## Prompt
Answer with a number only, stating how many lines of the records hold the word "bibendum".

## The data
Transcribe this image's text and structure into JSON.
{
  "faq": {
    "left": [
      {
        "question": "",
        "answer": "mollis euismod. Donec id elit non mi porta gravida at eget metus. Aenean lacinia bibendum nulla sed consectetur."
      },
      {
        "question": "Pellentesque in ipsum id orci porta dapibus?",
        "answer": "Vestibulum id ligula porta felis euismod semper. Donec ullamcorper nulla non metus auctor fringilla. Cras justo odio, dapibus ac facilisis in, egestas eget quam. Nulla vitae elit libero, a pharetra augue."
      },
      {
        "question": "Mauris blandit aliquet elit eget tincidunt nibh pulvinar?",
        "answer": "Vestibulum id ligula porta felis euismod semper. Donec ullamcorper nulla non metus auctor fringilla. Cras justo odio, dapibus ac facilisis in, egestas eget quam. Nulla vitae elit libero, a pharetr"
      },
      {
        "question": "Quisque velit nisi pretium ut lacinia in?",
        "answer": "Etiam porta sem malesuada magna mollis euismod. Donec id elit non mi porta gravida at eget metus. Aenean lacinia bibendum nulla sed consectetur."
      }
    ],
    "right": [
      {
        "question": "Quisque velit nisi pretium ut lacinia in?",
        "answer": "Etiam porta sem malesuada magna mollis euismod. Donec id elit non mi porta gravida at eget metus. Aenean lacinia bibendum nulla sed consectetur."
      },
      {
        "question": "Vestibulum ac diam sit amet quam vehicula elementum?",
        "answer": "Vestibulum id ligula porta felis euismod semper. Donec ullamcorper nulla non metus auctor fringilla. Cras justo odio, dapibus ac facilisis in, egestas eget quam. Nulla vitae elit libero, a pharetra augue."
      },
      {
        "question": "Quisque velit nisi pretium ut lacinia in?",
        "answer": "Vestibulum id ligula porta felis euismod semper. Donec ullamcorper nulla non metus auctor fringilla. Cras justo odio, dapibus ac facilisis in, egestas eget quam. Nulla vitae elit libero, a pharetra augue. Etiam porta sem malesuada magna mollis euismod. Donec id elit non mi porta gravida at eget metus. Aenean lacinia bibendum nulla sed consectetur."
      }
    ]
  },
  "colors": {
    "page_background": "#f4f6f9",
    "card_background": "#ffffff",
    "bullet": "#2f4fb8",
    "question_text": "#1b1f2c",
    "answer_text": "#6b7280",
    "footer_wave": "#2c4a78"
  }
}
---
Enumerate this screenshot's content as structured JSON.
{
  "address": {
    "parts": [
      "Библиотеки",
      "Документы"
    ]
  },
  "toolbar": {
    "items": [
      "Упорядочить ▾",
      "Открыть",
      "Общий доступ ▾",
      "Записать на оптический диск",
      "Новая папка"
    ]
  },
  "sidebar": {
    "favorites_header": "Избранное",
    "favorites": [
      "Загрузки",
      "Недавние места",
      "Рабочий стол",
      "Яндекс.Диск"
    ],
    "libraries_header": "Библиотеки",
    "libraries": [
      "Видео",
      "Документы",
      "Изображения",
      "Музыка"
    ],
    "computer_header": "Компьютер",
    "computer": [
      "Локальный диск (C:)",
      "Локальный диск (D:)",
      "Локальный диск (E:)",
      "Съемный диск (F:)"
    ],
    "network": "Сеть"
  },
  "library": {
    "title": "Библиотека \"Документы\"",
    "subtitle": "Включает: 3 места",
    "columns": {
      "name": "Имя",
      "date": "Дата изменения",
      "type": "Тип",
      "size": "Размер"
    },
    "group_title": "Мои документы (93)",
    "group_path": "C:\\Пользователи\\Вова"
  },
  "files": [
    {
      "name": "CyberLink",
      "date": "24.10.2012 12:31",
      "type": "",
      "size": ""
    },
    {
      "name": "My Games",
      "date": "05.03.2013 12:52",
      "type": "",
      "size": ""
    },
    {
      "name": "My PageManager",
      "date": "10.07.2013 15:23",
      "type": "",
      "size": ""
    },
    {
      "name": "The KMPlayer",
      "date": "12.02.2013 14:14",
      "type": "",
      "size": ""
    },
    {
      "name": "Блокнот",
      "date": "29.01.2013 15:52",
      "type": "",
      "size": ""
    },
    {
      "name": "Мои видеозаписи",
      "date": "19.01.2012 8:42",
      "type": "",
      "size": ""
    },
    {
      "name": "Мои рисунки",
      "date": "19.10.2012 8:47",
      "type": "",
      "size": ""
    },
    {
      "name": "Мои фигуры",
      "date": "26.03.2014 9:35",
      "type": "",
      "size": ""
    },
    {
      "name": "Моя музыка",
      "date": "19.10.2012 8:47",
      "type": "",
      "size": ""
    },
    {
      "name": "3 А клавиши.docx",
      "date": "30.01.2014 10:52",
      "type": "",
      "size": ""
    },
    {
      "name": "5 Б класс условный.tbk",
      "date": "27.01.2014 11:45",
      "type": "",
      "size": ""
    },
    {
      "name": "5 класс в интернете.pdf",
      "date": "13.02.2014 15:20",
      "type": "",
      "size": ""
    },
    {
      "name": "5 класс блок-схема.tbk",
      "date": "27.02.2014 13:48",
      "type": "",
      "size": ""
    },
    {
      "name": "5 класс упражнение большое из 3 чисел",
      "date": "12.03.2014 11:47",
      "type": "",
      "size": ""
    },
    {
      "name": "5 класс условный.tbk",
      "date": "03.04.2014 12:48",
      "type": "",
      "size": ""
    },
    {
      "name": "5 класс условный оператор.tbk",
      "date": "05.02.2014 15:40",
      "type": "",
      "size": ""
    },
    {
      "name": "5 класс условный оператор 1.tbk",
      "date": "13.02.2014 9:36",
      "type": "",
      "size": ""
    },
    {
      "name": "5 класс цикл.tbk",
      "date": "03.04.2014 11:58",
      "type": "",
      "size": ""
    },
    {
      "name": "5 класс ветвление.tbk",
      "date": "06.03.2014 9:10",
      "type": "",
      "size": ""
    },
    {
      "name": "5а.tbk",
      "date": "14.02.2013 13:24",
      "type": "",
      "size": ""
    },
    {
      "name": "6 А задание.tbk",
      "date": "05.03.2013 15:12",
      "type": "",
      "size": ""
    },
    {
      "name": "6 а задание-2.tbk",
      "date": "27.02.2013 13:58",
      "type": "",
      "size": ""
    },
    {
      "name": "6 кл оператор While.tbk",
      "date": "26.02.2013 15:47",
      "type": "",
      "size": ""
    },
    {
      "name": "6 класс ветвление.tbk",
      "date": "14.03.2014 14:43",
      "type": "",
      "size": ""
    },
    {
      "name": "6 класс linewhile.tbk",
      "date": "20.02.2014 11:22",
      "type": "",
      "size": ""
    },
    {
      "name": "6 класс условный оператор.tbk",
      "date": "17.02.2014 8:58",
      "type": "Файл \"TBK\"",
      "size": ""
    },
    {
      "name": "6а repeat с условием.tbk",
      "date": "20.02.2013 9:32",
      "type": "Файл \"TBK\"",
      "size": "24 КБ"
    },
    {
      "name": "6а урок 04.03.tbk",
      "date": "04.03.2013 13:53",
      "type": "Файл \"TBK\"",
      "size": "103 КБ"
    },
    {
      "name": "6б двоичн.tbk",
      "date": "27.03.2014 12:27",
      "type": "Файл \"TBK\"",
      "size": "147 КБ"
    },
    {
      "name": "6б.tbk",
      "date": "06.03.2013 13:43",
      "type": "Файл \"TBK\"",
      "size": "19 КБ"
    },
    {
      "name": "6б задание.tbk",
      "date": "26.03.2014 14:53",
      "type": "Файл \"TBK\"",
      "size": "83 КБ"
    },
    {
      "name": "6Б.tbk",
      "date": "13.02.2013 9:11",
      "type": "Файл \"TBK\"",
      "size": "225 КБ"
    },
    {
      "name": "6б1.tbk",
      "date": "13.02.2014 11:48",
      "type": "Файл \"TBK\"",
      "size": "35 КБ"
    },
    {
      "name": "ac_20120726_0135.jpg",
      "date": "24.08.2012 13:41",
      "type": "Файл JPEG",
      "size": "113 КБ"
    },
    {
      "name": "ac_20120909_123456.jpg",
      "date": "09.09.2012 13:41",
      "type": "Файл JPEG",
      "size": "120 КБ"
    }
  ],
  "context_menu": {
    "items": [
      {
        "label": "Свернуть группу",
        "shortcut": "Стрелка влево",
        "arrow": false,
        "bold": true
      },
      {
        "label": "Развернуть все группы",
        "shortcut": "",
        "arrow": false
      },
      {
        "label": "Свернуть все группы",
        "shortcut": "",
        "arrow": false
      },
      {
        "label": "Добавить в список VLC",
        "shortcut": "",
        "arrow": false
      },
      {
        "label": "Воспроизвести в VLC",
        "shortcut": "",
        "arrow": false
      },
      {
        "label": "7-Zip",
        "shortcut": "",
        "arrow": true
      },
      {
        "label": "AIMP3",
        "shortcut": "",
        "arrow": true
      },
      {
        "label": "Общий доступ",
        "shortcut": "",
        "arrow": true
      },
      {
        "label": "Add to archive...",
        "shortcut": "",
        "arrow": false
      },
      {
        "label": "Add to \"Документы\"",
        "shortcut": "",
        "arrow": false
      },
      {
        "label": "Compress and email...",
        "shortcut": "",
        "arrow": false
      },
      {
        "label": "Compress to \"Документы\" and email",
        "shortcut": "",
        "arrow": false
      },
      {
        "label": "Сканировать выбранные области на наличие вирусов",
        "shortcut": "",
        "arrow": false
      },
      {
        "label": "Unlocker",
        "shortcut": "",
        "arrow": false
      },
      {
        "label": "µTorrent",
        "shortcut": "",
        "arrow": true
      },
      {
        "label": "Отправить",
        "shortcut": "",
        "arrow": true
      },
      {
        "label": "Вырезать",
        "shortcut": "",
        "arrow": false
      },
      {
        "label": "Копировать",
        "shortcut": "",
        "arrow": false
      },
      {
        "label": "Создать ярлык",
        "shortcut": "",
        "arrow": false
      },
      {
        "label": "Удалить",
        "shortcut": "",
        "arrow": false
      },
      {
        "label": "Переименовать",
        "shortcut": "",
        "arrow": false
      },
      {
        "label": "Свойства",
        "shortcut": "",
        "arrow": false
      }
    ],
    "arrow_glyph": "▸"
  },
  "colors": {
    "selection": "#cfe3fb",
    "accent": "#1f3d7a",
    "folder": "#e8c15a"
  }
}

## Output below
4